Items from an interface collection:

= Beginning of Section =

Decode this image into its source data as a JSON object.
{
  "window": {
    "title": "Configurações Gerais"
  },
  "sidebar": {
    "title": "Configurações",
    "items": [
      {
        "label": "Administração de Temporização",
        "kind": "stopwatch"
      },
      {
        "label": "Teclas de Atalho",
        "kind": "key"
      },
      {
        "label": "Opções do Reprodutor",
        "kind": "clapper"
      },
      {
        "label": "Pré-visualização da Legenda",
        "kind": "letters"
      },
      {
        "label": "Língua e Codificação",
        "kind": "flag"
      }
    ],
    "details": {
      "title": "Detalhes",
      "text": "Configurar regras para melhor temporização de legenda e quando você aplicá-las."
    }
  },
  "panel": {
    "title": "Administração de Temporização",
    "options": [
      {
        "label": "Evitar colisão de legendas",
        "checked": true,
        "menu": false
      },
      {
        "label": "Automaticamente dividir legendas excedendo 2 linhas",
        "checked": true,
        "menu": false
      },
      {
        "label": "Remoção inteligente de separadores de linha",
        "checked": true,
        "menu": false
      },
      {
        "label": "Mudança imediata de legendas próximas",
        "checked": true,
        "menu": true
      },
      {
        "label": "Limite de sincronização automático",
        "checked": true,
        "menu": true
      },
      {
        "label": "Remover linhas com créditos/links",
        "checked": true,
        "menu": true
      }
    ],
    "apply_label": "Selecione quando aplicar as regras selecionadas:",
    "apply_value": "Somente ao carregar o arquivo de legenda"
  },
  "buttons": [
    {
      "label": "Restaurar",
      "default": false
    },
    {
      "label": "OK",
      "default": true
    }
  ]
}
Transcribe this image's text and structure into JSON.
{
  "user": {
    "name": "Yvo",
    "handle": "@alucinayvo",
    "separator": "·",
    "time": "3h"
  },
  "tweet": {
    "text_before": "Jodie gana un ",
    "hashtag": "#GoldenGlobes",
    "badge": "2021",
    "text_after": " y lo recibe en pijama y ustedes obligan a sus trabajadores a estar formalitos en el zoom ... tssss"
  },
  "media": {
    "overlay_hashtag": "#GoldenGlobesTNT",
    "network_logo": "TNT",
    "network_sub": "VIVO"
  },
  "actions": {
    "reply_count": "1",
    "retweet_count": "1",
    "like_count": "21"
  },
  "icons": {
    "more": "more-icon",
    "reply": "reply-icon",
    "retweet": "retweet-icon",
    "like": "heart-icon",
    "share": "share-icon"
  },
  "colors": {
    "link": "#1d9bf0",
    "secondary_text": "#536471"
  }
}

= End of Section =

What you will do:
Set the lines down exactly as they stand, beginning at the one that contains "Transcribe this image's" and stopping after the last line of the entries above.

Response to the task:
Transcribe this image's text and structure into JSON.
{
  "user": {
    "name": "Yvo",
    "handle": "@alucinayvo",
    "separator": "·",
    "time": "3h"
  },
  "tweet": {
    "text_before": "Jodie gana un ",
    "hashtag": "#GoldenGlobes",
    "badge": "2021",
    "text_after": " y lo recibe en pijama y ustedes obligan a sus trabajadores a estar formalitos en el zoom ... tssss"
  },
  "media": {
    "overlay_hashtag": "#GoldenGlobesTNT",
    "network_logo": "TNT",
    "network_sub": "VIVO"
  },
  "actions": {
    "reply_count": "1",
    "retweet_count": "1",
    "like_count": "21"
  },
  "icons": {
    "more": "more-icon",
    "reply": "reply-icon",
    "retweet": "retweet-icon",
    "like": "heart-icon",
    "share": "share-icon"
  },
  "colors": {
    "link": "#1d9bf0",
    "secondary_text": "#536471"
  }
}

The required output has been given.